I spent months reading, studying, and discussing her poems and various letters she’d sent throughout her life, and I left the class feeling that I had made an intimate friend.
Sure, she rarely left the house, but with a soul like hers, why would she? She cared deeply for her family and ran their household in Amherst, playing the piano, tending her garden, and baking the bread. She was also a contemporary of Emerson, but she refused to attend a gathering he attended because she heard his book “was disgraceful.” As an avid reader of Emerson’s essays, I’ve forgiven her for this, but the point is that she was human: a woman with a keen intellect, a playful ability to enjoy and commune with nature, a heart that loved deeply and truly, and a soul that transcended transcendentalism. And this is nowhere more evident than in her poetry. But sometimes it’s easier to read articles about who she was as a person or watch a movie about her life instead of simply listening to her and judging for yourself.
I get it – Emily Dickinson has long been inaccessible.
With nearly 2000 poems, it’s hard to know where to begin, and many find them confusing and abstruse.

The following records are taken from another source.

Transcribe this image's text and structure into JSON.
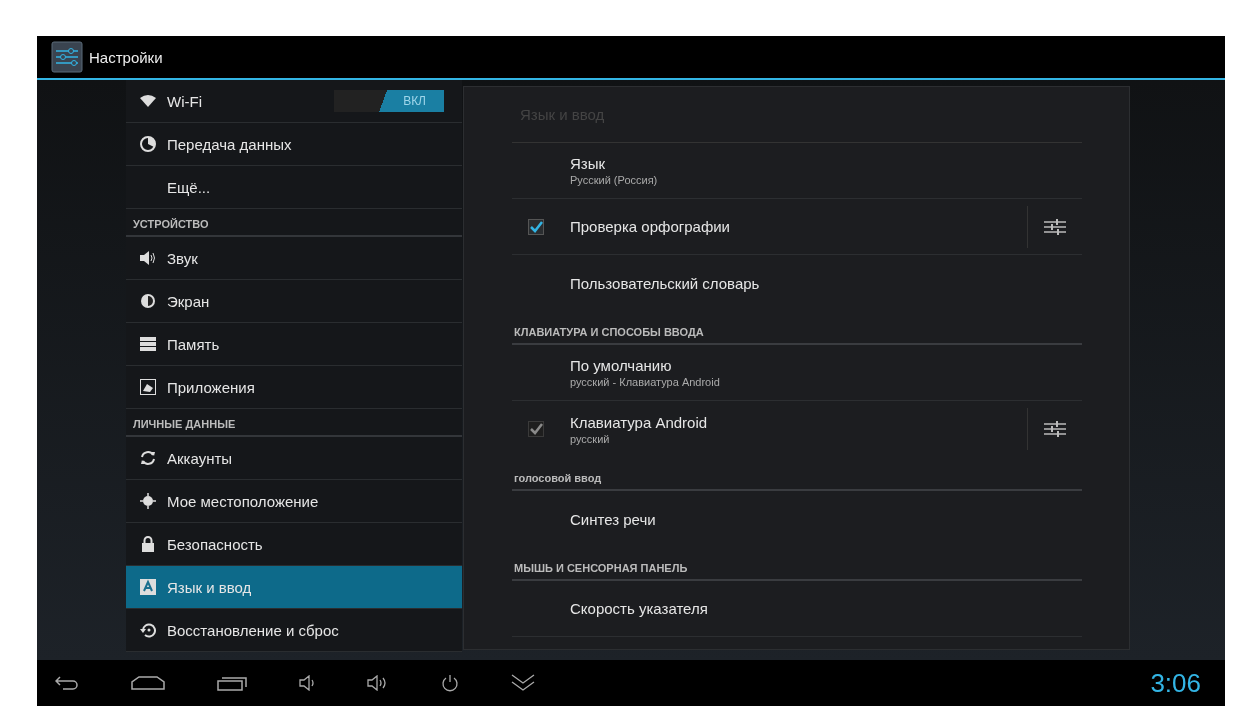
{
  "app_bar": {
    "title": "Настройки"
  },
  "sidebar": {
    "items": [
      {
        "kind": "toggle_item",
        "label": "Wi-Fi",
        "selected": false,
        "toggle": {
          "label": "ВКЛ",
          "on": true
        }
      },
      {
        "kind": "item",
        "label": "Передача данных",
        "selected": false
      },
      {
        "kind": "item",
        "label": "Ещё...",
        "selected": false
      },
      {
        "kind": "header",
        "label": "УСТРОЙСТВО"
      },
      {
        "kind": "item",
        "label": "Звук",
        "selected": false
      },
      {
        "kind": "item",
        "label": "Экран",
        "selected": false
      },
      {
        "kind": "item",
        "label": "Память",
        "selected": false
      },
      {
        "kind": "item",
        "label": "Приложения",
        "selected": false
      },
      {
        "kind": "header",
        "label": "ЛИЧНЫЕ ДАННЫЕ"
      },
      {
        "kind": "item",
        "label": "Аккаунты",
        "selected": false
      },
      {
        "kind": "item",
        "label": "Мое местоположение",
        "selected": false
      },
      {
        "kind": "item",
        "label": "Безопасность",
        "selected": false
      },
      {
        "kind": "item",
        "label": "Язык и ввод",
        "selected": true
      },
      {
        "kind": "item",
        "label": "Восстановление и сброс",
        "selected": false
      }
    ]
  },
  "panel": {
    "title": "Язык и ввод",
    "items": [
      {
        "kind": "pref",
        "title": "Язык",
        "summary": "Русский (Россия)"
      },
      {
        "kind": "checkbox_pref",
        "title": "Проверка орфографии",
        "checked": true,
        "disabled": false
      },
      {
        "kind": "pref",
        "title": "Пользовательский словарь"
      },
      {
        "kind": "header",
        "title": "КЛАВИАТУРА И СПОСОБЫ ВВОДА"
      },
      {
        "kind": "pref",
        "title": "По умолчанию",
        "summary": "русский - Клавиатура Android"
      },
      {
        "kind": "checkbox_pref",
        "title": "Клавиатура Android",
        "summary": "русский",
        "checked": true,
        "disabled": true
      },
      {
        "kind": "header",
        "title": "голосовой ввод"
      },
      {
        "kind": "pref",
        "title": "Синтез речи"
      },
      {
        "kind": "header",
        "title": "МЫШЬ И СЕНСОРНАЯ ПАНЕЛЬ"
      },
      {
        "kind": "pref",
        "title": "Скорость указателя"
      }
    ]
  },
  "nav_bar": {
    "clock": "3:06"
  }
}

In studying her work, I often wished to hear her read them – to see how she would express various lines and dashes and emphases and rhythms. She isn’t alive to do this, but I am, so, starting today, I’ll be reading her poems aloud and posting recordings of my readings. One every day. Almost every day – I’m human, too, after all. With 1,789 poems, this will take me about 5 years, but I could not be more excited. I’ll post them here, on my website, with the date she wrote them and a transcription of the text. I might add a bit of interpretation on some of the more arcane ones, but I hope that you feel your own feelings and have your own ideas. My goal in this is merely to be a vessel for her art. I can only hope that the world will come to know and love her the way I do.
[Legally I think this is okay since all the poems can be found for free online anyway. If it isn’t, let’s have a chat before you go suing me.]